#### WHAT NEEDS TO BE DONE:
For the entries that follow, say how many lines hold the string "card", with nothing else in the reply.

#### DATA RECORDS:
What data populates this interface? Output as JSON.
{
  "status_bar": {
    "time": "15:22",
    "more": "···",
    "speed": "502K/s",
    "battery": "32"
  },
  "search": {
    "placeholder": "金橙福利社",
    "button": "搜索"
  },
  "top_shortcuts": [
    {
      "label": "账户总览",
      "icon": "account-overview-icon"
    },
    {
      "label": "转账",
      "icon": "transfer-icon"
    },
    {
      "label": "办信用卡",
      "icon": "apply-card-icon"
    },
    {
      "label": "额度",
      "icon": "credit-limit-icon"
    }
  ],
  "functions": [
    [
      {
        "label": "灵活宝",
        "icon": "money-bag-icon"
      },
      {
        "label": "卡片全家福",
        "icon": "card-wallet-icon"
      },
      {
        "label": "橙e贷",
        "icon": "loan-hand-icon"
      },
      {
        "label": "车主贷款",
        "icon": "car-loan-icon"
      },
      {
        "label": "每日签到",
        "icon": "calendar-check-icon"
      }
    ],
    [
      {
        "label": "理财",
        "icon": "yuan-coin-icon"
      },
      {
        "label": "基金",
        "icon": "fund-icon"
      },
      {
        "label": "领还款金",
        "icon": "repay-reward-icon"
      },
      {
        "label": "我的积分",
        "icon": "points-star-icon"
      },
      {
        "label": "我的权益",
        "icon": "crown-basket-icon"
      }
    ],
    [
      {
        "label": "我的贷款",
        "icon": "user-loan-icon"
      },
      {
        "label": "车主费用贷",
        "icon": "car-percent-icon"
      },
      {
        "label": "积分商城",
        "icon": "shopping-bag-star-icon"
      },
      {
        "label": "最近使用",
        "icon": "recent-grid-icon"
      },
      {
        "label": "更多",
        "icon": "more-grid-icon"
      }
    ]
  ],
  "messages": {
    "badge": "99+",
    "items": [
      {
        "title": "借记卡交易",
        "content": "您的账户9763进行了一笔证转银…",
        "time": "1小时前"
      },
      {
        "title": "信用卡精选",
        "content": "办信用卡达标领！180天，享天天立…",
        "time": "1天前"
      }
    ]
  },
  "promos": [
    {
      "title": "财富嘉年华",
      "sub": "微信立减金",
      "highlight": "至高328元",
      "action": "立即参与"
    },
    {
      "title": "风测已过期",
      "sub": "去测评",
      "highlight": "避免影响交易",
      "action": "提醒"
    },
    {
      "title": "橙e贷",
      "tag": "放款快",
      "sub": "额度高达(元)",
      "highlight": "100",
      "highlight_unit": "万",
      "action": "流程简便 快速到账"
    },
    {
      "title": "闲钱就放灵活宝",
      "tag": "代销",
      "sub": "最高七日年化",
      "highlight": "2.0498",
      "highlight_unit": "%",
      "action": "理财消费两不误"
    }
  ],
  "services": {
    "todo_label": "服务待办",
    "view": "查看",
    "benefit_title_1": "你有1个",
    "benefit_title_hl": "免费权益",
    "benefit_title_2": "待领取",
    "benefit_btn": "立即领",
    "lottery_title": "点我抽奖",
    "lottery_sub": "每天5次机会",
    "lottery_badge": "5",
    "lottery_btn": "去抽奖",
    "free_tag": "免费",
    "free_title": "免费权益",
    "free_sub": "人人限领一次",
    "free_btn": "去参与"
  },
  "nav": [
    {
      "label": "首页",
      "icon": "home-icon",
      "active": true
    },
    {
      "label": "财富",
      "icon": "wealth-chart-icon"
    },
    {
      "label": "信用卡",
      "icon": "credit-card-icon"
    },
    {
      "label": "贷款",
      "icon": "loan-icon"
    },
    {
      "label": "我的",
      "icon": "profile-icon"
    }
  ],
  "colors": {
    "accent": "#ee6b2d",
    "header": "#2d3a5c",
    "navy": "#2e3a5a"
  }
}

#### EXERCISE OUTPUT:
3